Livestock farmers who have been waiting for a new air emissions requirement can breathe a little easier for at least a few more months.
Since 2008, a U.S. Environmental Protection Agency rule has exempted all livestock farms from reporting hazardous substance air releases from animal waste (namely, ammonia and hydrogen sulfide) under the Comprehensive Environmental Response, Compensation, and Liability Act, and also declared only large CAFOs were subject to Emergency Planning and Community Right to Know Act reporting.
A number of citizen groups challenged the validity of that rule in court and last spring the court struck down the final rule, eliminating the reporting exemptions for farms.
The EPA sought additional time from the Washington, D.C. circuit court to help farmers understand their reporting obligations. Throughout the past six months several orders have been issued delaying the start of the mandate.
In February, the U.S. Court of Appeals for the D.C. circuit issued an order again delaying the official mandate of its April 2017 ruling. The CERCLA/EPCRA reporting requirements for livestock and poultry producers are postponed until May 1.
For more information and assistance in determining whether reporting is needed, visit the EPA’s guidance website covering air emissions reporting for livestock farms.

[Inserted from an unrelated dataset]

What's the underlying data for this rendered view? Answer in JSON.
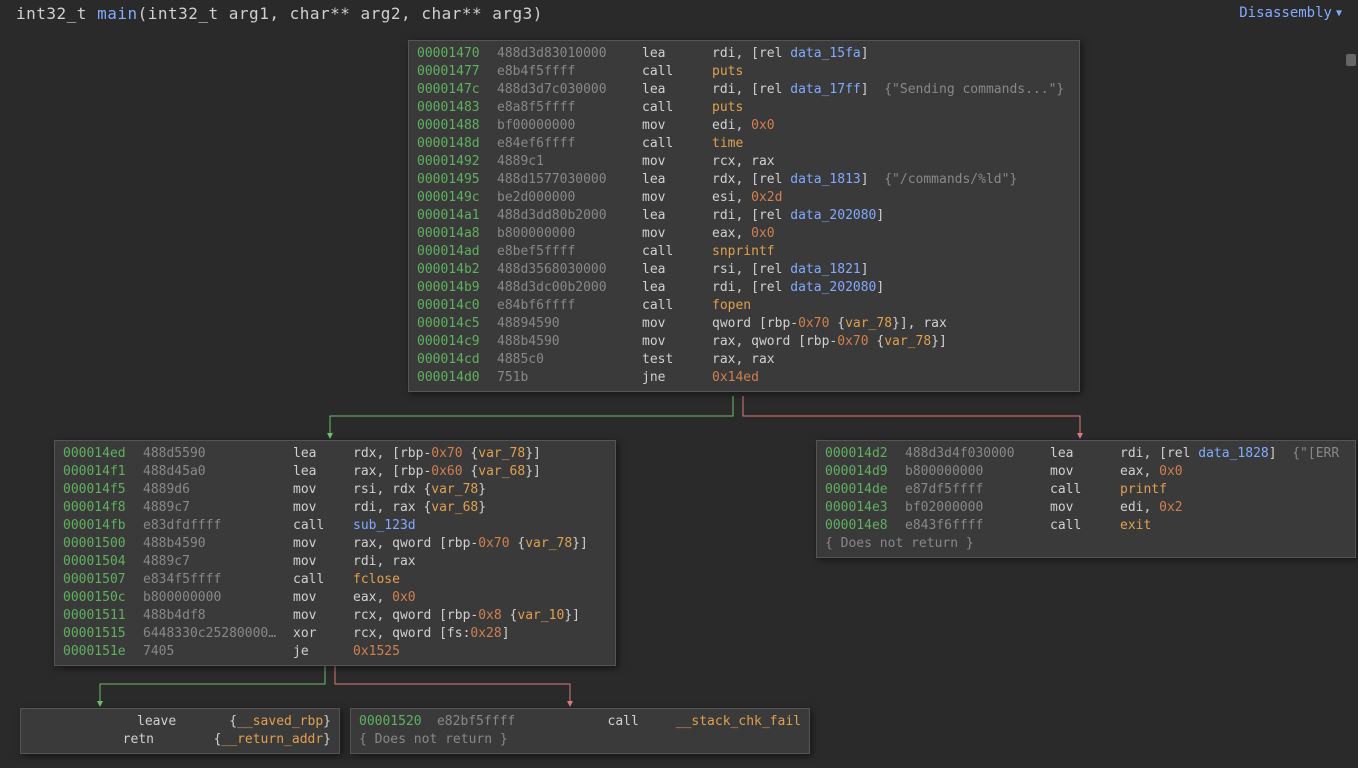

The website provides background information on the reporting requirement and tools to help members determine if they may have a reportable release based on the size and type of the livestock operation.